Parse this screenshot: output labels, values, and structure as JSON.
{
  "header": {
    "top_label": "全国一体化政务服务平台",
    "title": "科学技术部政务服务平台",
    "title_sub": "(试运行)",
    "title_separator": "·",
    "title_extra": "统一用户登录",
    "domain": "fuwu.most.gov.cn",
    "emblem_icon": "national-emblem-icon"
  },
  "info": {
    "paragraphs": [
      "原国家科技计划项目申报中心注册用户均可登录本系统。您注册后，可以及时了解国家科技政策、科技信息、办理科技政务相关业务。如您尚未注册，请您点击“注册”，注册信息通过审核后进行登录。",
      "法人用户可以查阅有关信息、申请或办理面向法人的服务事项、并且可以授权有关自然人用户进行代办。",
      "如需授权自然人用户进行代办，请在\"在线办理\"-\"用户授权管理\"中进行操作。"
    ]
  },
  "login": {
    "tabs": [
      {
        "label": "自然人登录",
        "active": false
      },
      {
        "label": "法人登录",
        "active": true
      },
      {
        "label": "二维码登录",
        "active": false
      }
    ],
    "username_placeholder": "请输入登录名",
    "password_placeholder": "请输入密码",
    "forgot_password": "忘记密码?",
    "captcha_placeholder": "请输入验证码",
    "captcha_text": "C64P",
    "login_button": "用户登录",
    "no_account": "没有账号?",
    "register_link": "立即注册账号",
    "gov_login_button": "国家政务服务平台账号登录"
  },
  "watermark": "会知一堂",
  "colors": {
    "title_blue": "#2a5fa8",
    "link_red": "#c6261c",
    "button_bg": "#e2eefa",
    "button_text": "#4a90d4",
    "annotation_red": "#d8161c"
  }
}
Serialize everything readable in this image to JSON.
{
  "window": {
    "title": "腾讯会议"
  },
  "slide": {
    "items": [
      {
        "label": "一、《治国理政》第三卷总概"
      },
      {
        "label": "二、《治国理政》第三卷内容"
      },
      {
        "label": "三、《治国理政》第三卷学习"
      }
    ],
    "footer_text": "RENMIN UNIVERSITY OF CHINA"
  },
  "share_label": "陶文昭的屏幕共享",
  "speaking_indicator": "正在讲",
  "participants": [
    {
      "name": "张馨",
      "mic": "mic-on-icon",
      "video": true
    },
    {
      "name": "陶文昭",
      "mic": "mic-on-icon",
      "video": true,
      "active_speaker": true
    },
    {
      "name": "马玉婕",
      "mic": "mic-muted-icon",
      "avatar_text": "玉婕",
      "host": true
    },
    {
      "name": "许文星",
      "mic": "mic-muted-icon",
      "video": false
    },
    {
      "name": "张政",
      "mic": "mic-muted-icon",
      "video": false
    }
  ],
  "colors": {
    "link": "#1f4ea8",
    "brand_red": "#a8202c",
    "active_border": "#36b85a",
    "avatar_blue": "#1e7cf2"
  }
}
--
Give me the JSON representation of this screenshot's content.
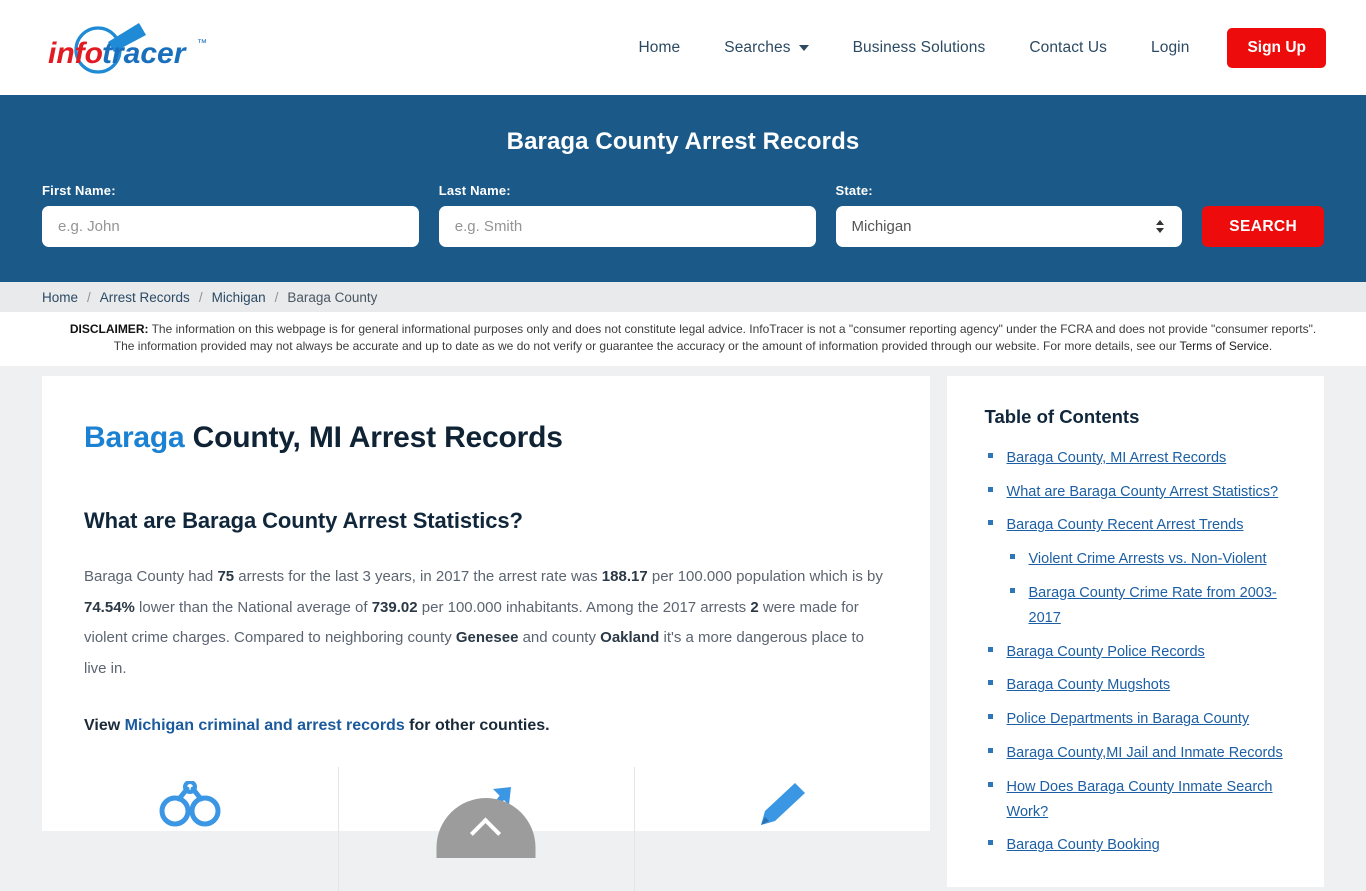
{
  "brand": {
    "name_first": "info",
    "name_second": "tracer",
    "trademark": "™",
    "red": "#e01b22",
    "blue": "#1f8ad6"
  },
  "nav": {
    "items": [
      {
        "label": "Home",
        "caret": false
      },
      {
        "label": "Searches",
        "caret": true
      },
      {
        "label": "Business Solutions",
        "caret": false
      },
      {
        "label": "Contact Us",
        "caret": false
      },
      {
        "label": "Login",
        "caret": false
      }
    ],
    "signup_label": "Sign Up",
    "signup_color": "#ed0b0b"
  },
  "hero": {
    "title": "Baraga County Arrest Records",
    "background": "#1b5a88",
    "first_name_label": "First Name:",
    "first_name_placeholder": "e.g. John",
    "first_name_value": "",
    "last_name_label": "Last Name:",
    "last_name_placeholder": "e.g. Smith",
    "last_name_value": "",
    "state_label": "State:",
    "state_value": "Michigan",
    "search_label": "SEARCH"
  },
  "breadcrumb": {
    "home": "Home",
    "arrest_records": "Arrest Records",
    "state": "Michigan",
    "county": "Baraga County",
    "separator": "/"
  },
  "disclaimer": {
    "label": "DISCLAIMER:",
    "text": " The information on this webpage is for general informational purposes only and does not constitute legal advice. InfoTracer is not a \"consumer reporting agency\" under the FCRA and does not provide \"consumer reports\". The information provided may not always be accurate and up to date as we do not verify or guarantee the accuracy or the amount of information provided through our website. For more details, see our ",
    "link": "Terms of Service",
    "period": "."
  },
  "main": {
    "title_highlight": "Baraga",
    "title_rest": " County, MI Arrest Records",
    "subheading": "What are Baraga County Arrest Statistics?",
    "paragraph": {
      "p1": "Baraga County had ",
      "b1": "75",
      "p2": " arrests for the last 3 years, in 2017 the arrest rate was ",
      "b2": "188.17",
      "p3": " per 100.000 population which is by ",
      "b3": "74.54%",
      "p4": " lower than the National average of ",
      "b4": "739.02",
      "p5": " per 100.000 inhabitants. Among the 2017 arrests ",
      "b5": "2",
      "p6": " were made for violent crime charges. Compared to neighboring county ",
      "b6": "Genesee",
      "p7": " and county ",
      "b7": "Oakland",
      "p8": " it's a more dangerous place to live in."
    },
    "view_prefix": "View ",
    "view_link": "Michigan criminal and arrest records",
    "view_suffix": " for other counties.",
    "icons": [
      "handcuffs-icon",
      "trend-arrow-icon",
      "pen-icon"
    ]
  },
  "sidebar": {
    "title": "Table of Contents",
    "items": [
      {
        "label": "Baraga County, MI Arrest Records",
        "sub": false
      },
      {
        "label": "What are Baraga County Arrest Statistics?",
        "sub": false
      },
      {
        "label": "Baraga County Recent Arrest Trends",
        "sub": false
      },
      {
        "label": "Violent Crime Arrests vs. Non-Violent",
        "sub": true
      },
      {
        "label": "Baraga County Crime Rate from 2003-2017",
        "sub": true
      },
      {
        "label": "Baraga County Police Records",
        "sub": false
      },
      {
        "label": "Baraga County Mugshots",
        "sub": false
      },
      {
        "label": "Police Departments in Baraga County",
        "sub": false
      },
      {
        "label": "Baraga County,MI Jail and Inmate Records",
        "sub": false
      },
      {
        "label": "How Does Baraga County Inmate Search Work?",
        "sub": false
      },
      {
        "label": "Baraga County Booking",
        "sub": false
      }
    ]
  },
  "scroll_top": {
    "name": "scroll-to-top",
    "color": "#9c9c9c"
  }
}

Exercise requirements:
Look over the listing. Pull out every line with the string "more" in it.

Finished task:
    "text": " The information on this webpage is for general informational purposes only and does not constitute legal advice. InfoTracer is not a \"consumer reporting agency\" under the FCRA and does not provide \"consumer reports\". The information provided may not always be accurate and up to date as we do not verify or guarantee the accuracy or the amount of information provided through our website. For more details, see our ",
      "p8": " it's a more dangerous place to live in."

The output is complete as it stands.